“I'm really passionate about this because we cannot write off people just because they have a disability or they are a person of colour, or a woman, or from the LGBTQI+ community. I think it is really important to ensure that we live in a society or work environment where everybody is given the opportunity to be themselves and give their best.”

Race Equality Charter

In her current role as Head of the Race Equality Charter (REC) at Advance HE, Anne’s work supports higher education institutions to inspire inclusion for Black, Asian and minority ethnic staff and students. 

She says, “The Race Equality Charter is a great framework to bring about long-term cultural change in higher education. Evidence shows that the Charter is having an impact in some of the UK HE institutions where it has been introduced, making a difference by galvanising people to really look at where the barriers are for their staff and students.

Buy-in from senior leadership is always a key starting point. But Anne says that in her experience, engagement with middle managers is equally important.

“They are the ones who make things happen. Part of inspiring others on EDI issues is the relationships and trust we build to enable honest conversations to take place,” she says. 

“We provide ongoing support for those who are leading the EDI work within their institutions. We recognise that they’re the ones doing the really difficult work on the ground and that there are many barriers. But by being there for them, listening and answering their questions as they prepare to submit a REC or Athena Swan [gender equality] application, we work to inspire inclusion every day.” 

We feel it is important for voices to be heard to stimulate debate and share good practice. Blogs on our website are the views of the author and don’t necessarily represent those of Advance HE.

Keep up to date - Sign up to Advance HE communications

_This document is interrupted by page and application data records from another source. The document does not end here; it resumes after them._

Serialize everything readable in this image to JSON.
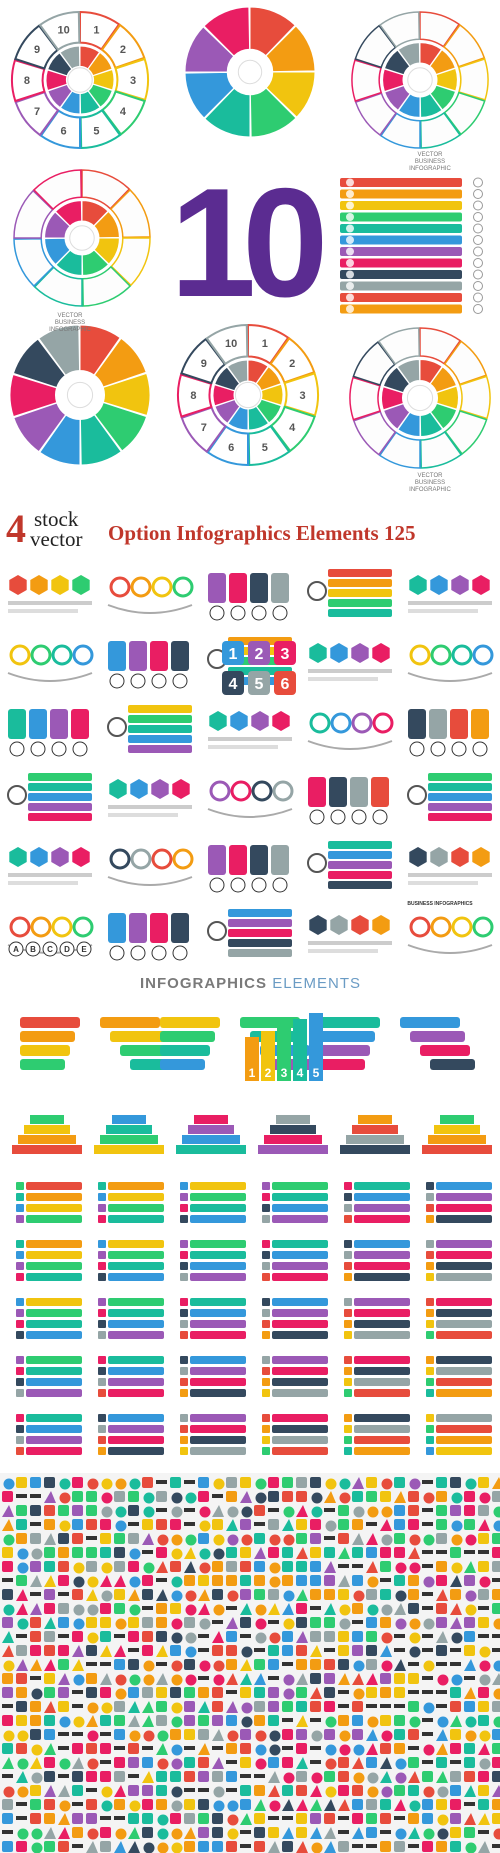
{
  "banner": {
    "logo_number": "4",
    "logo_word1": "stock",
    "logo_word2": "vector",
    "title": "Option Infographics Elements 125"
  },
  "section1": {
    "big_number": "10",
    "wheel_caption_1": "VECTOR",
    "wheel_caption_2": "BUSINESS INFOGRAPHIC",
    "numbers": [
      "1",
      "2",
      "3",
      "4",
      "5",
      "6",
      "7",
      "8",
      "9",
      "10"
    ]
  },
  "section2": {
    "letters_a": [
      "A",
      "B",
      "C",
      "D"
    ],
    "letters_b": [
      "A",
      "B",
      "C",
      "D",
      "E"
    ],
    "numbers": [
      "1",
      "2",
      "3",
      "4",
      "5",
      "6"
    ],
    "caption": "BUSINESS INFOGRAPHICS",
    "clock_labels": [
      "A",
      "B",
      "C",
      "D"
    ]
  },
  "section3": {
    "header_word1": "INFOGRAPHICS",
    "header_word2": "ELEMENTS",
    "numbers": [
      "1",
      "2",
      "3",
      "4",
      "5"
    ]
  },
  "colors": {
    "brand_red": "#c0372b",
    "purple": "#5b2c91",
    "palette": [
      "#e74c3c",
      "#f39c12",
      "#f1c40f",
      "#2ecc71",
      "#1abc9c",
      "#3498db",
      "#9b59b6",
      "#e91e63",
      "#34495e",
      "#95a5a6"
    ]
  }
}
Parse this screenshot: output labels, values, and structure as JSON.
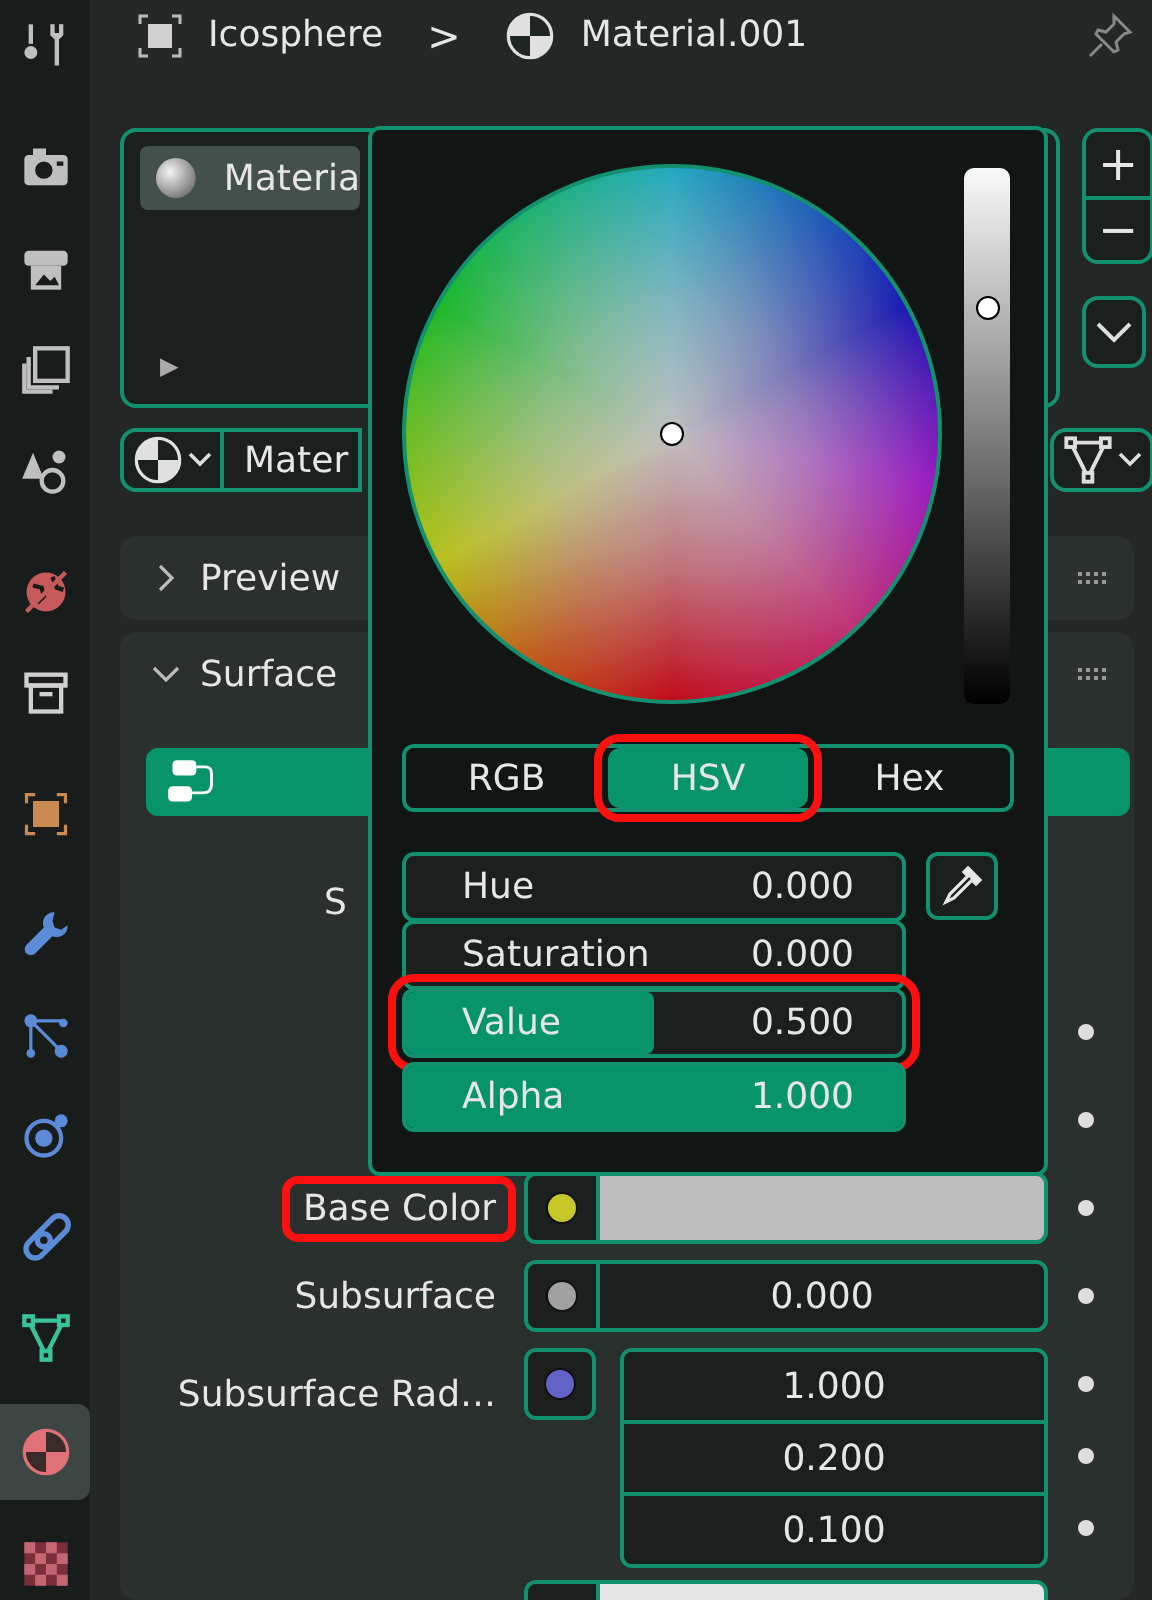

Our monthly newsletter contains the latest news from Advance HE, updates from around the sector, links to articles sharing knowledge and best practice and information on our services and upcoming events. Don't miss out, sign up to our newsletter now.

Sign up to our enewsletter